→ EXERCISE DETAILS
Every entry needs to be printed exactly, please.

→ Element data from apps and pages
···
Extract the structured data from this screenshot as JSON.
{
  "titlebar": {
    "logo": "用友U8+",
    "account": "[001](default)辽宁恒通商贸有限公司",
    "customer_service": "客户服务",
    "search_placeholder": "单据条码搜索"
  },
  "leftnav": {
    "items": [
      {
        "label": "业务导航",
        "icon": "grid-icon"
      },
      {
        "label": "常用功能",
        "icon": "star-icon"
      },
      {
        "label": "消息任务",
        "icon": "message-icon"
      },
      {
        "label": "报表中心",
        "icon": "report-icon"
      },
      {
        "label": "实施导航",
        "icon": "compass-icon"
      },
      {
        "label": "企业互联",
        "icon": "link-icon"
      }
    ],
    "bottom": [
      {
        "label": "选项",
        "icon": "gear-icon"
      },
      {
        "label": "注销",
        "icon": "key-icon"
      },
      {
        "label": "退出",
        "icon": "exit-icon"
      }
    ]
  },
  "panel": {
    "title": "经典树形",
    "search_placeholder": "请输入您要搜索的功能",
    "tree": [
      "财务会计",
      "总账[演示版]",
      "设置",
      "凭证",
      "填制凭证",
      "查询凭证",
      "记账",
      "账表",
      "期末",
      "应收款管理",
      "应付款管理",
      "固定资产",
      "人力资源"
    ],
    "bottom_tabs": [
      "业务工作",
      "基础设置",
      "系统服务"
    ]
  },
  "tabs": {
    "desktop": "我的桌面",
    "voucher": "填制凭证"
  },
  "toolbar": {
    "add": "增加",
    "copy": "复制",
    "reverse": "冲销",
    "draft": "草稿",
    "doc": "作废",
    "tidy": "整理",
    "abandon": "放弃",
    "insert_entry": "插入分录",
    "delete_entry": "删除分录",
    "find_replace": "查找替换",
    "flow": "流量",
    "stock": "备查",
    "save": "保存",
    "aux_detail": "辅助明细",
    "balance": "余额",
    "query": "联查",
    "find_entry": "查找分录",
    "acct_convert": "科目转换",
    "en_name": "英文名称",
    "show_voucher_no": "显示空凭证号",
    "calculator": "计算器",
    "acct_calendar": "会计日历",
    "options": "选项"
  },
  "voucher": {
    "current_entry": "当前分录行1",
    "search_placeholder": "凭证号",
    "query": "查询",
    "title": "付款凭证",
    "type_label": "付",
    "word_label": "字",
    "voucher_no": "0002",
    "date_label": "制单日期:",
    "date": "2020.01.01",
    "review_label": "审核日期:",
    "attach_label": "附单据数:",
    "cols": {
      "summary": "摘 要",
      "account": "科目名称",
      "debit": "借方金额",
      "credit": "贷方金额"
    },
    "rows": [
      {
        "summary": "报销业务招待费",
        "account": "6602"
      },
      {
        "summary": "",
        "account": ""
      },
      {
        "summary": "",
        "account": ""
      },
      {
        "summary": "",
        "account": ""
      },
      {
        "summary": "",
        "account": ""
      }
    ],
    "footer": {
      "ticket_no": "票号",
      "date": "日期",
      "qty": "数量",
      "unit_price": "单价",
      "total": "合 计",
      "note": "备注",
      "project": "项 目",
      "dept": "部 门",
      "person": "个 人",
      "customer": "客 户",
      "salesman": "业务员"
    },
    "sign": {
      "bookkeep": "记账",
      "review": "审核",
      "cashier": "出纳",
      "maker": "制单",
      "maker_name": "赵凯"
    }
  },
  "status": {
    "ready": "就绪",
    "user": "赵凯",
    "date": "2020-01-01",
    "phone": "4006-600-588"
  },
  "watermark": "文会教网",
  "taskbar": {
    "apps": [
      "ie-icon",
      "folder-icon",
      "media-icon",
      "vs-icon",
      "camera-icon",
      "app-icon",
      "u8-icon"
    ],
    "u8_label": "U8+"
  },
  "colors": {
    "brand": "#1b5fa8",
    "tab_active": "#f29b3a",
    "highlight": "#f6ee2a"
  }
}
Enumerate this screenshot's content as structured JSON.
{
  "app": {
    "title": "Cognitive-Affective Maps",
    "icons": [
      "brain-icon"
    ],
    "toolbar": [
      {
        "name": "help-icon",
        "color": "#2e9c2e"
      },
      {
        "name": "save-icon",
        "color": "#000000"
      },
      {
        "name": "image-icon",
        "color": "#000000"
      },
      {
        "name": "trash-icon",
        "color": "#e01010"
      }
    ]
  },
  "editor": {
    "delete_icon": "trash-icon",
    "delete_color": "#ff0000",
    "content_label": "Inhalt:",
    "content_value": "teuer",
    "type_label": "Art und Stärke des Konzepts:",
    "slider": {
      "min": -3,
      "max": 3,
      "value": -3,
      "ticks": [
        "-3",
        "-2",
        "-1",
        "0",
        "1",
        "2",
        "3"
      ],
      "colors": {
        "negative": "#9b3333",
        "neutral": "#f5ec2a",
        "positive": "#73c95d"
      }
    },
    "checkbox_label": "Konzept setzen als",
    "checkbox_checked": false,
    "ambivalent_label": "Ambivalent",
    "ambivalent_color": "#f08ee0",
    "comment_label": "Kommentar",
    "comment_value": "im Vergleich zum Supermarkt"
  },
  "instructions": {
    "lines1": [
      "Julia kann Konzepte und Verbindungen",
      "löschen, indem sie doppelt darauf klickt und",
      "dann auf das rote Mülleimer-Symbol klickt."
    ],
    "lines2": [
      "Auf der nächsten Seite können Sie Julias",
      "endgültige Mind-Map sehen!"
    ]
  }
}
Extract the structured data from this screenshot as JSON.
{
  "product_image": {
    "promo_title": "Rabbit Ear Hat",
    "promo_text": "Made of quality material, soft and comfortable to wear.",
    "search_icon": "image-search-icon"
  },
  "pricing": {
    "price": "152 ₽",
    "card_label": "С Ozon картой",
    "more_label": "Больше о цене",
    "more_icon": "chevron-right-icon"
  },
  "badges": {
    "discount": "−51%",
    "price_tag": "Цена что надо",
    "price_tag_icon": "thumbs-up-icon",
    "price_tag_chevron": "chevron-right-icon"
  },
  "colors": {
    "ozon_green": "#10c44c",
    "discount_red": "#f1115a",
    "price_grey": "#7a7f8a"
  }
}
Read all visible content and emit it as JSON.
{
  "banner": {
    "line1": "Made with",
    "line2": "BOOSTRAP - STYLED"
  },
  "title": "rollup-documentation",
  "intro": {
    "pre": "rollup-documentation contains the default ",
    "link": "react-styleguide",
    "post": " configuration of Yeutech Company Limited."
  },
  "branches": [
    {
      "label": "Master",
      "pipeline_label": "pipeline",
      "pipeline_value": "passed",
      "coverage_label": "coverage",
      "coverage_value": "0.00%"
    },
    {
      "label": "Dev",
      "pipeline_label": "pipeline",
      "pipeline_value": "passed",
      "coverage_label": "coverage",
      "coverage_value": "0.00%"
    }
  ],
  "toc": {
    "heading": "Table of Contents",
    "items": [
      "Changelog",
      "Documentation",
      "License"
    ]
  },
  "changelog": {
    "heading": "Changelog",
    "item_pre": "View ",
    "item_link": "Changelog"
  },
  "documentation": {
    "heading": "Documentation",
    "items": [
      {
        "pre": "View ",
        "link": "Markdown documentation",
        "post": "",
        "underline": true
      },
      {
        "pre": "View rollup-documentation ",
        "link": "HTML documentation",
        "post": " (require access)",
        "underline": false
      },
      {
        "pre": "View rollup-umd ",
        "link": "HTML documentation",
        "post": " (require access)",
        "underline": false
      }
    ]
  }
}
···
→ OUTPUT OF THE TASK
Extract the structured data from this screenshot as JSON.
{
  "titlebar": {
    "logo": "用友U8+",
    "account": "[001](default)辽宁恒通商贸有限公司",
    "customer_service": "客户服务",
    "search_placeholder": "单据条码搜索"
  },
  "leftnav": {
    "items": [
      {
        "label": "业务导航",
        "icon": "grid-icon"
      },
      {
        "label": "常用功能",
        "icon": "star-icon"
      },
      {
        "label": "消息任务",
        "icon": "message-icon"
      },
      {
        "label": "报表中心",
        "icon": "report-icon"
      },
      {
        "label": "实施导航",
        "icon": "compass-icon"
      },
      {
        "label": "企业互联",
        "icon": "link-icon"
      }
    ],
    "bottom": [
      {
        "label": "选项",
        "icon": "gear-icon"
      },
      {
        "label": "注销",
        "icon": "key-icon"
      },
      {
        "label": "退出",
        "icon": "exit-icon"
      }
    ]
  },
  "panel": {
    "title": "经典树形",
    "search_placeholder": "请输入您要搜索的功能",
    "tree": [
      "财务会计",
      "总账[演示版]",
      "设置",
      "凭证",
      "填制凭证",
      "查询凭证",
      "记账",
      "账表",
      "期末",
      "应收款管理",
      "应付款管理",
      "固定资产",
      "人力资源"
    ],
    "bottom_tabs": [
      "业务工作",
      "基础设置",
      "系统服务"
    ]
  },
  "tabs": {
    "desktop": "我的桌面",
    "voucher": "填制凭证"
  },
  "toolbar": {
    "add": "增加",
    "copy": "复制",
    "reverse": "冲销",
    "draft": "草稿",
    "doc": "作废",
    "tidy": "整理",
    "abandon": "放弃",
    "insert_entry": "插入分录",
    "delete_entry": "删除分录",
    "find_replace": "查找替换",
    "flow": "流量",
    "stock": "备查",
    "save": "保存",
    "aux_detail": "辅助明细",
    "balance": "余额",
    "query": "联查",
    "find_entry": "查找分录",
    "acct_convert": "科目转换",
    "en_name": "英文名称",
    "show_voucher_no": "显示空凭证号",
    "calculator": "计算器",
    "acct_calendar": "会计日历",
    "options": "选项"
  },
  "voucher": {
    "current_entry": "当前分录行1",
    "search_placeholder": "凭证号",
    "query": "查询",
    "title": "付款凭证",
    "type_label": "付",
    "word_label": "字",
    "voucher_no": "0002",
    "date_label": "制单日期:",
    "date": "2020.01.01",
    "review_label": "审核日期:",
    "attach_label": "附单据数:",
    "cols": {
      "summary": "摘 要",
      "account": "科目名称",
      "debit": "借方金额",
      "credit": "贷方金额"
    },
    "rows": [
      {
        "summary": "报销业务招待费",
        "account": "6602"
      },
      {
        "summary": "",
        "account": ""
      },
      {
        "summary": "",
        "account": ""
      },
      {
        "summary": "",
        "account": ""
      },
      {
        "summary": "",
        "account": ""
      }
    ],
    "footer": {
      "ticket_no": "票号",
      "date": "日期",
      "qty": "数量",
      "unit_price": "单价",
      "total": "合 计",
      "note": "备注",
      "project": "项 目",
      "dept": "部 门",
      "person": "个 人",
      "customer": "客 户",
      "salesman": "业务员"
    },
    "sign": {
      "bookkeep": "记账",
      "review": "审核",
      "cashier": "出纳",
      "maker": "制单",
      "maker_name": "赵凯"
    }
  },
  "status": {
    "ready": "就绪",
    "user": "赵凯",
    "date": "2020-01-01",
    "phone": "4006-600-588"
  },
  "watermark": "文会教网",
  "taskbar": {
    "apps": [
      "ie-icon",
      "folder-icon",
      "media-icon",
      "vs-icon",
      "camera-icon",
      "app-icon",
      "u8-icon"
    ],
    "u8_label": "U8+"
  },
  "colors": {
    "brand": "#1b5fa8",
    "tab_active": "#f29b3a",
    "highlight": "#f6ee2a"
  }
}
Enumerate this screenshot's content as structured JSON.
{
  "app": {
    "title": "Cognitive-Affective Maps",
    "icons": [
      "brain-icon"
    ],
    "toolbar": [
      {
        "name": "help-icon",
        "color": "#2e9c2e"
      },
      {
        "name": "save-icon",
        "color": "#000000"
      },
      {
        "name": "image-icon",
        "color": "#000000"
      },
      {
        "name": "trash-icon",
        "color": "#e01010"
      }
    ]
  },
  "editor": {
    "delete_icon": "trash-icon",
    "delete_color": "#ff0000",
    "content_label": "Inhalt:",
    "content_value": "teuer",
    "type_label": "Art und Stärke des Konzepts:",
    "slider": {
      "min": -3,
      "max": 3,
      "value": -3,
      "ticks": [
        "-3",
        "-2",
        "-1",
        "0",
        "1",
        "2",
        "3"
      ],
      "colors": {
        "negative": "#9b3333",
        "neutral": "#f5ec2a",
        "positive": "#73c95d"
      }
    },
    "checkbox_label": "Konzept setzen als",
    "checkbox_checked": false,
    "ambivalent_label": "Ambivalent",
    "ambivalent_color": "#f08ee0",
    "comment_label": "Kommentar",
    "comment_value": "im Vergleich zum Supermarkt"
  },
  "instructions": {
    "lines1": [
      "Julia kann Konzepte und Verbindungen",
      "löschen, indem sie doppelt darauf klickt und",
      "dann auf das rote Mülleimer-Symbol klickt."
    ],
    "lines2": [
      "Auf der nächsten Seite können Sie Julias",
      "endgültige Mind-Map sehen!"
    ]
  }
}
Extract the structured data from this screenshot as JSON.
{
  "product_image": {
    "promo_title": "Rabbit Ear Hat",
    "promo_text": "Made of quality material, soft and comfortable to wear.",
    "search_icon": "image-search-icon"
  },
  "pricing": {
    "price": "152 ₽",
    "card_label": "С Ozon картой",
    "more_label": "Больше о цене",
    "more_icon": "chevron-right-icon"
  },
  "badges": {
    "discount": "−51%",
    "price_tag": "Цена что надо",
    "price_tag_icon": "thumbs-up-icon",
    "price_tag_chevron": "chevron-right-icon"
  },
  "colors": {
    "ozon_green": "#10c44c",
    "discount_red": "#f1115a",
    "price_grey": "#7a7f8a"
  }
}
Read all visible content and emit it as JSON.
{
  "banner": {
    "line1": "Made with",
    "line2": "BOOSTRAP - STYLED"
  },
  "title": "rollup-documentation",
  "intro": {
    "pre": "rollup-documentation contains the default ",
    "link": "react-styleguide",
    "post": " configuration of Yeutech Company Limited."
  },
  "branches": [
    {
      "label": "Master",
      "pipeline_label": "pipeline",
      "pipeline_value": "passed",
      "coverage_label": "coverage",
      "coverage_value": "0.00%"
    },
    {
      "label": "Dev",
      "pipeline_label": "pipeline",
      "pipeline_value": "passed",
      "coverage_label": "coverage",
      "coverage_value": "0.00%"
    }
  ],
  "toc": {
    "heading": "Table of Contents",
    "items": [
      "Changelog",
      "Documentation",
      "License"
    ]
  },
  "changelog": {
    "heading": "Changelog",
    "item_pre": "View ",
    "item_link": "Changelog"
  },
  "documentation": {
    "heading": "Documentation",
    "items": [
      {
        "pre": "View ",
        "link": "Markdown documentation",
        "post": "",
        "underline": true
      },
      {
        "pre": "View rollup-documentation ",
        "link": "HTML documentation",
        "post": " (require access)",
        "underline": false
      },
      {
        "pre": "View rollup-umd ",
        "link": "HTML documentation",
        "post": " (require access)",
        "underline": false
      }
    ]
  }
}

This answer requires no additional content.